Website and app data records:
· · · ·
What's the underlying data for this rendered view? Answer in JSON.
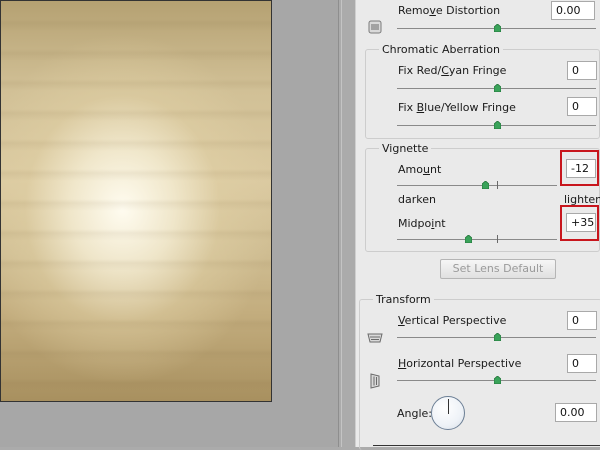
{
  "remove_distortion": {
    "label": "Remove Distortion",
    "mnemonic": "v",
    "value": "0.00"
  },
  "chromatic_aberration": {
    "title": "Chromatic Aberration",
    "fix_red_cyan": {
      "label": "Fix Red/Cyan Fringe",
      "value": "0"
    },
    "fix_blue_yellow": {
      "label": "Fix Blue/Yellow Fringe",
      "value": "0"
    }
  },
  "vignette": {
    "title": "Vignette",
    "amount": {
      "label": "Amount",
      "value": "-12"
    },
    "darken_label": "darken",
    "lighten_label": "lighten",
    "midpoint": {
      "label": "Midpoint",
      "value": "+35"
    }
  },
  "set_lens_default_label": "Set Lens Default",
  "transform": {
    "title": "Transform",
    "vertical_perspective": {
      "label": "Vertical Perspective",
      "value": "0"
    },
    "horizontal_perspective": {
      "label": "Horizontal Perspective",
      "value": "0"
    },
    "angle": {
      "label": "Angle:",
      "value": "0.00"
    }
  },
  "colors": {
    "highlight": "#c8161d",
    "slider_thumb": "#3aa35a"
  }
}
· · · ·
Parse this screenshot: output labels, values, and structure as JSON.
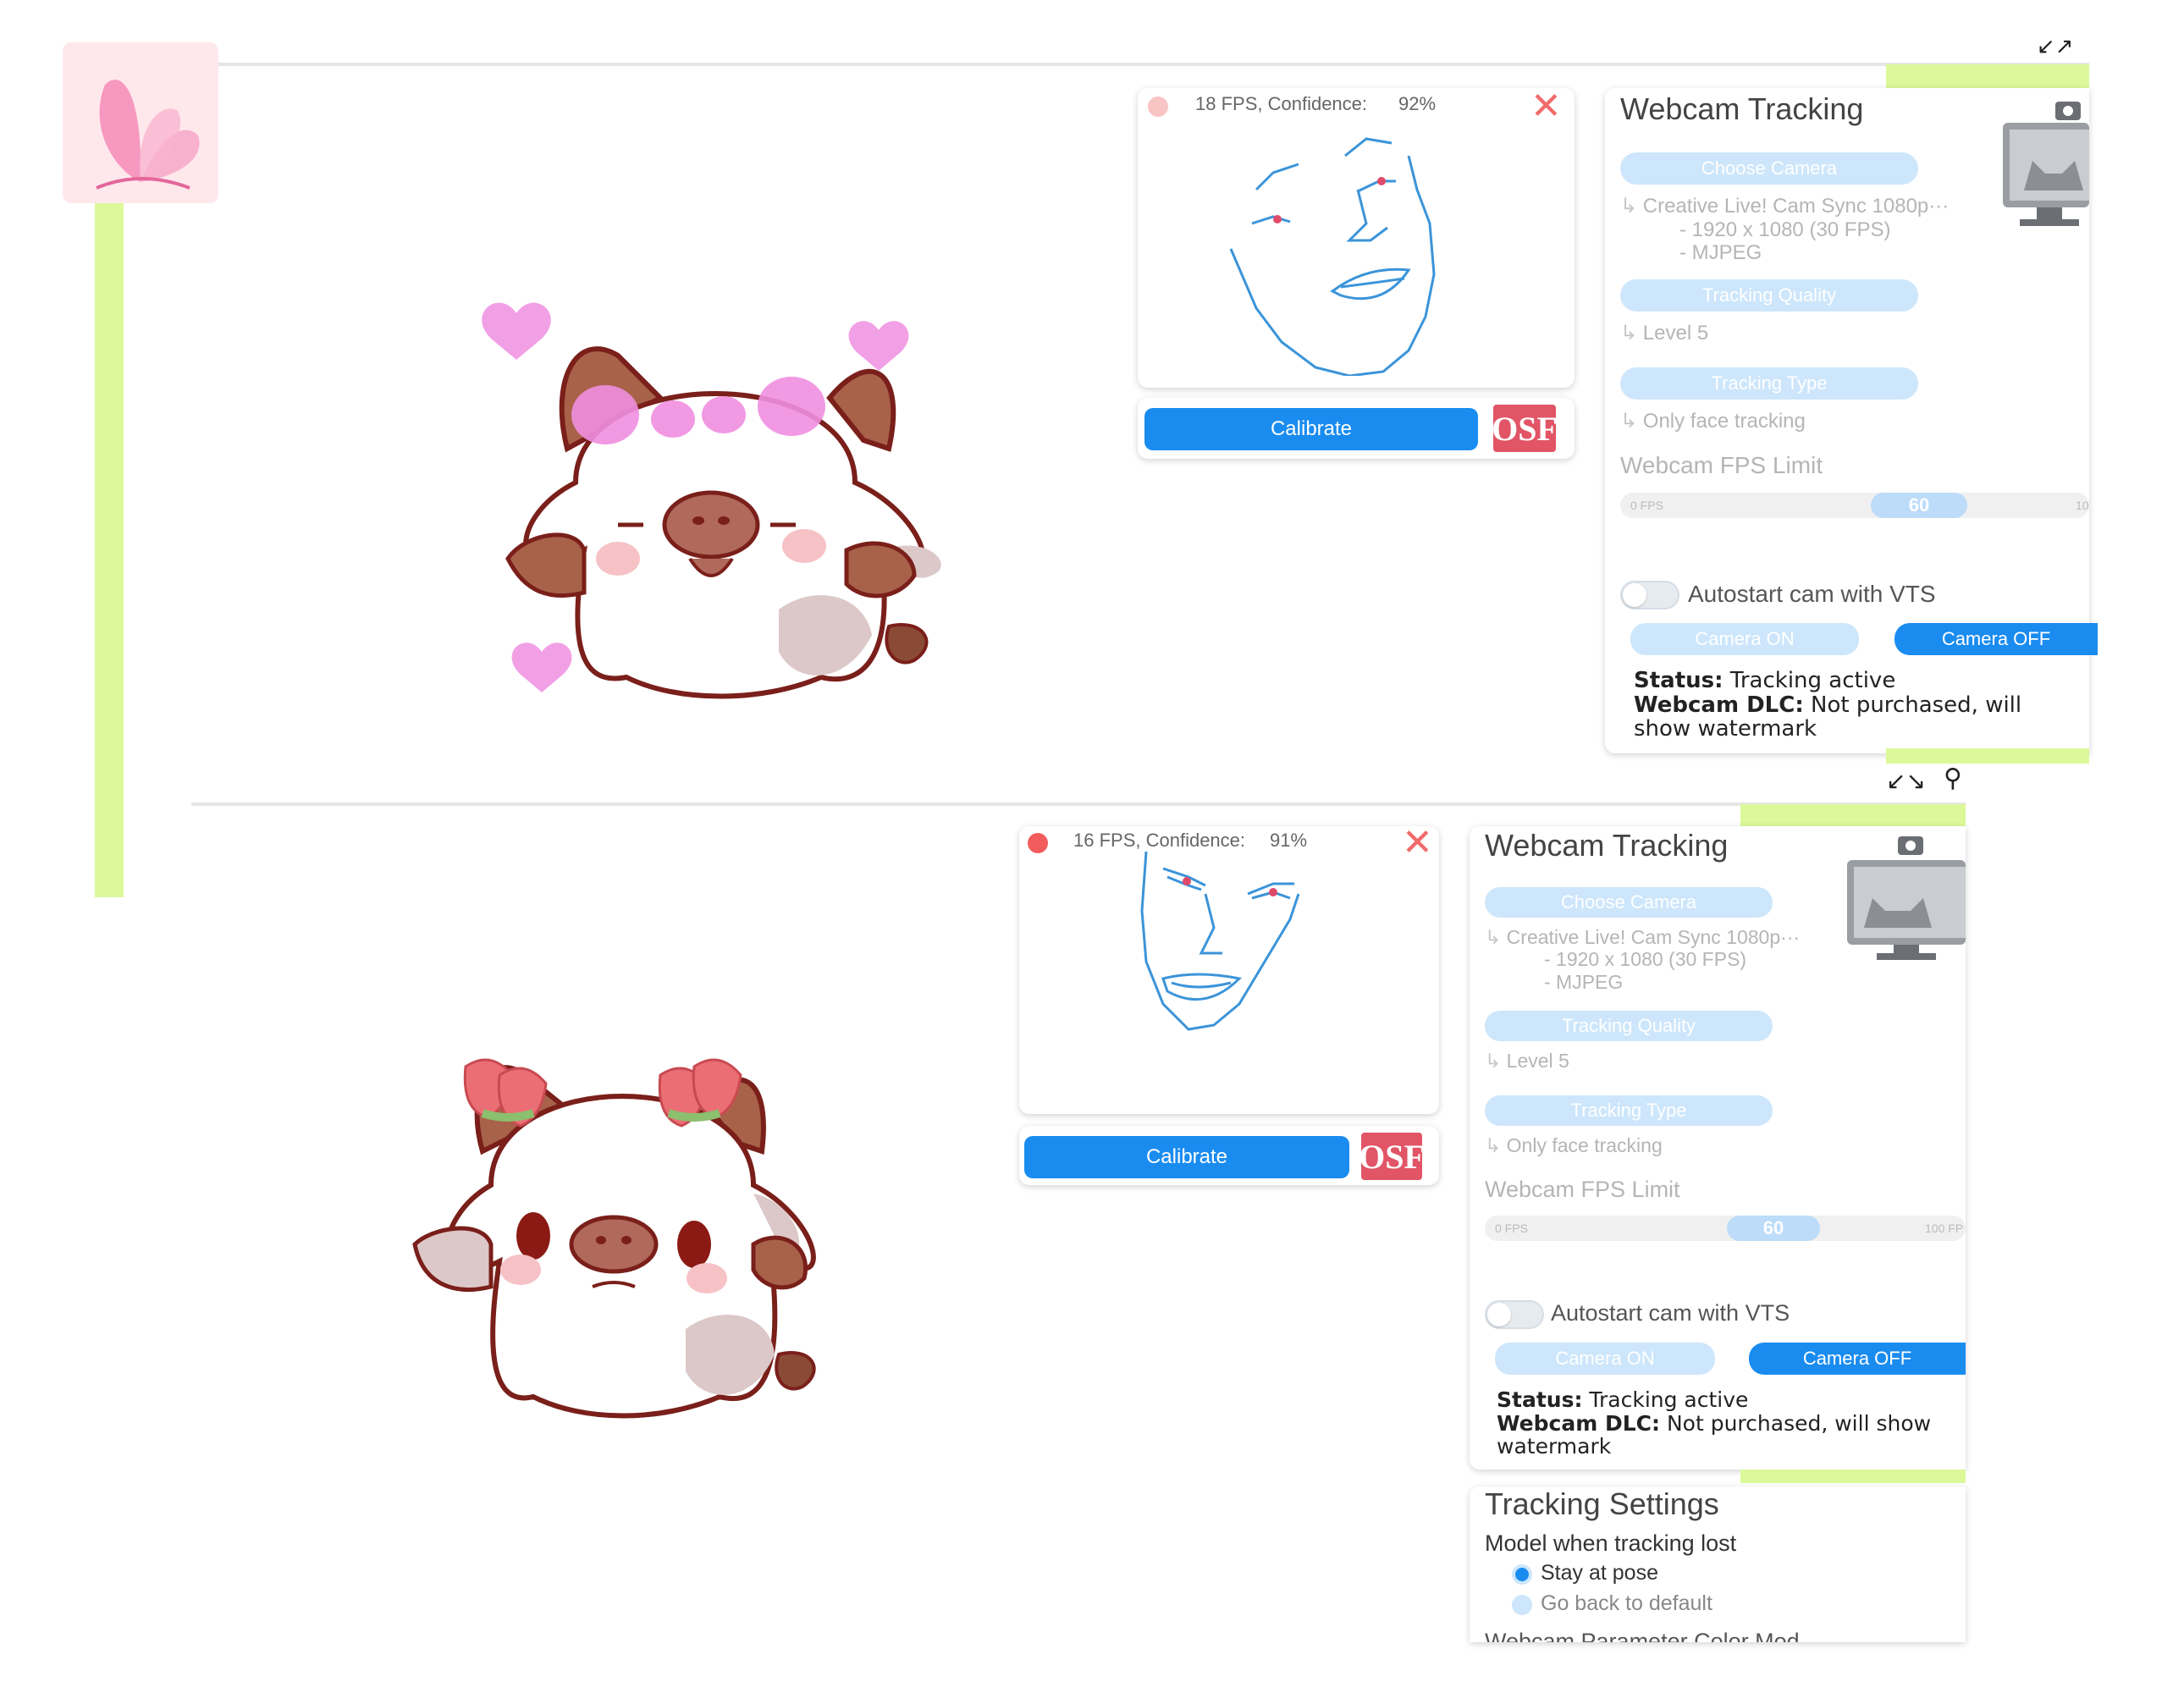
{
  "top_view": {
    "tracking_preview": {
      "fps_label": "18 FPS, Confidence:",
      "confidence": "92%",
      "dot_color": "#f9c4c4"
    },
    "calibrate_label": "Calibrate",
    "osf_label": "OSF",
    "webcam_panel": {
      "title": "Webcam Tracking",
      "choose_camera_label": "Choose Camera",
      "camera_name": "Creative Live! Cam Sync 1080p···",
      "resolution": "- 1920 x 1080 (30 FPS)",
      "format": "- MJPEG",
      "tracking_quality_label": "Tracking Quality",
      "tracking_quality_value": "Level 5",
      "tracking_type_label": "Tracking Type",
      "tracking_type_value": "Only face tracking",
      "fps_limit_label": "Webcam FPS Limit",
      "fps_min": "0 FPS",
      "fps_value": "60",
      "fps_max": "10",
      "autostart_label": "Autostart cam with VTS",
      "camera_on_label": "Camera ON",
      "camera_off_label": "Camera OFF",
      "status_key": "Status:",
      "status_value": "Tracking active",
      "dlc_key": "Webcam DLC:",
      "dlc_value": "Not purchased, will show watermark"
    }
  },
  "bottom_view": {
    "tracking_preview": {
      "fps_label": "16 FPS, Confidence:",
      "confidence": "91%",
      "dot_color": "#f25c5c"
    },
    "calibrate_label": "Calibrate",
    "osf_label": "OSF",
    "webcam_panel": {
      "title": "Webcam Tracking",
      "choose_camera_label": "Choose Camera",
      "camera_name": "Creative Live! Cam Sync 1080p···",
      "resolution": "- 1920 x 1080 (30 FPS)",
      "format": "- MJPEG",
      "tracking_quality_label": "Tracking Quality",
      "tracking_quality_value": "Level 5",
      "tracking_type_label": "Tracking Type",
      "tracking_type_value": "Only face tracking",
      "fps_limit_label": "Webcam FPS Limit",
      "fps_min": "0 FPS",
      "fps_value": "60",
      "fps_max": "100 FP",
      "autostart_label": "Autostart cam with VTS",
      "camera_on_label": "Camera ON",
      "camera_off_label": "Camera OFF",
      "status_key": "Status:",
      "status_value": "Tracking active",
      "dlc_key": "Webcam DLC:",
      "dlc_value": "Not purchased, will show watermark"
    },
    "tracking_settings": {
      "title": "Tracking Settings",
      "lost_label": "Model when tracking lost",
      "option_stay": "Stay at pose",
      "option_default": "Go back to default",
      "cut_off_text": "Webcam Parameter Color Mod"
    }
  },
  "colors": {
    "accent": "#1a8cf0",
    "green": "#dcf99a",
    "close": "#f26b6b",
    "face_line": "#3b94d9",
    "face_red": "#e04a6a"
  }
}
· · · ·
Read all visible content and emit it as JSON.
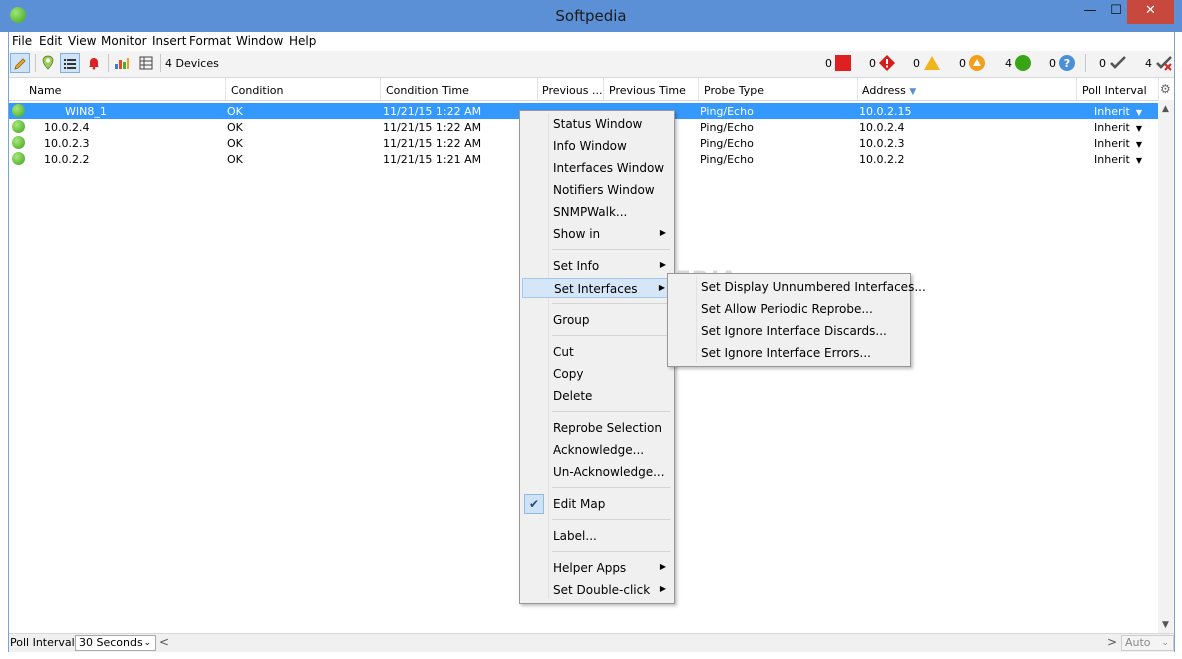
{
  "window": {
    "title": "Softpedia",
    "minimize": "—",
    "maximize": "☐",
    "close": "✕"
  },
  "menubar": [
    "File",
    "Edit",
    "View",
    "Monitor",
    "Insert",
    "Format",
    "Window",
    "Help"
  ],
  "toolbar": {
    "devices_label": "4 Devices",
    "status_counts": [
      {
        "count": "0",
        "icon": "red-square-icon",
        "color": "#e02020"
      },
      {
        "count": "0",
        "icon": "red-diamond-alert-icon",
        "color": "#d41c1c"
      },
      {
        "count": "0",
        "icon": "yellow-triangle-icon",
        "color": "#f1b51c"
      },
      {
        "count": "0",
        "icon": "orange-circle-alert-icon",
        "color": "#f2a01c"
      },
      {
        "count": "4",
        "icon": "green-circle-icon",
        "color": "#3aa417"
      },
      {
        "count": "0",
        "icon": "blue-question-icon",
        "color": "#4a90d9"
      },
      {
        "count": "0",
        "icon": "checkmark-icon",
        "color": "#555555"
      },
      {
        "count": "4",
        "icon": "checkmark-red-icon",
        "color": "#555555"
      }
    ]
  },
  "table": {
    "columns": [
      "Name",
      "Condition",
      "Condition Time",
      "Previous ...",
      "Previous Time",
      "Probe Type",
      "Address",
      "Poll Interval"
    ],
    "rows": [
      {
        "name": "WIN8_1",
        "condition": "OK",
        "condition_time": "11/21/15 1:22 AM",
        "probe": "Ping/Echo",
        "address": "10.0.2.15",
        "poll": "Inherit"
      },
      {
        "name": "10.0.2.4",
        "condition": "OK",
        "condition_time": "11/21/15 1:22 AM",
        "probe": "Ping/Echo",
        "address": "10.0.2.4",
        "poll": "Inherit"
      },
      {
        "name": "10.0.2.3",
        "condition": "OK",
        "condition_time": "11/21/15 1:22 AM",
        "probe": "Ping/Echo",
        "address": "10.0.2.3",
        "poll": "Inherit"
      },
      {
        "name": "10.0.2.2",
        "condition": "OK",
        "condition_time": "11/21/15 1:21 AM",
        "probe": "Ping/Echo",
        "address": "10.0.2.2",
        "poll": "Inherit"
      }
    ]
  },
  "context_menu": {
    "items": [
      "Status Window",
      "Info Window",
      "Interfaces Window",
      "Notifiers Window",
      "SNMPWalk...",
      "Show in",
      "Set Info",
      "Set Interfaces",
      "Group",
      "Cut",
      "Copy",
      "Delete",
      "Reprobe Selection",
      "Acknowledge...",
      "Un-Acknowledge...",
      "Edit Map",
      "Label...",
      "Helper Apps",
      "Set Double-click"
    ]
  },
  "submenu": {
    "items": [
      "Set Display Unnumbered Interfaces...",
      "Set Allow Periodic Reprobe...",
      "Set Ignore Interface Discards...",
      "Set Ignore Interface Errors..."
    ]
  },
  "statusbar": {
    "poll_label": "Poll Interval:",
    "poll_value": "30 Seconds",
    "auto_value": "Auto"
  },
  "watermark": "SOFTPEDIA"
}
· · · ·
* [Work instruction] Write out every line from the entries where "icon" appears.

* [Solved problem]
        "icon": "red-square-icon",
        "icon": "red-diamond-alert-icon",
        "icon": "yellow-triangle-icon",
        "icon": "orange-circle-alert-icon",
        "icon": "green-circle-icon",
        "icon": "blue-question-icon",
        "icon": "checkmark-icon",
        "icon": "checkmark-red-icon",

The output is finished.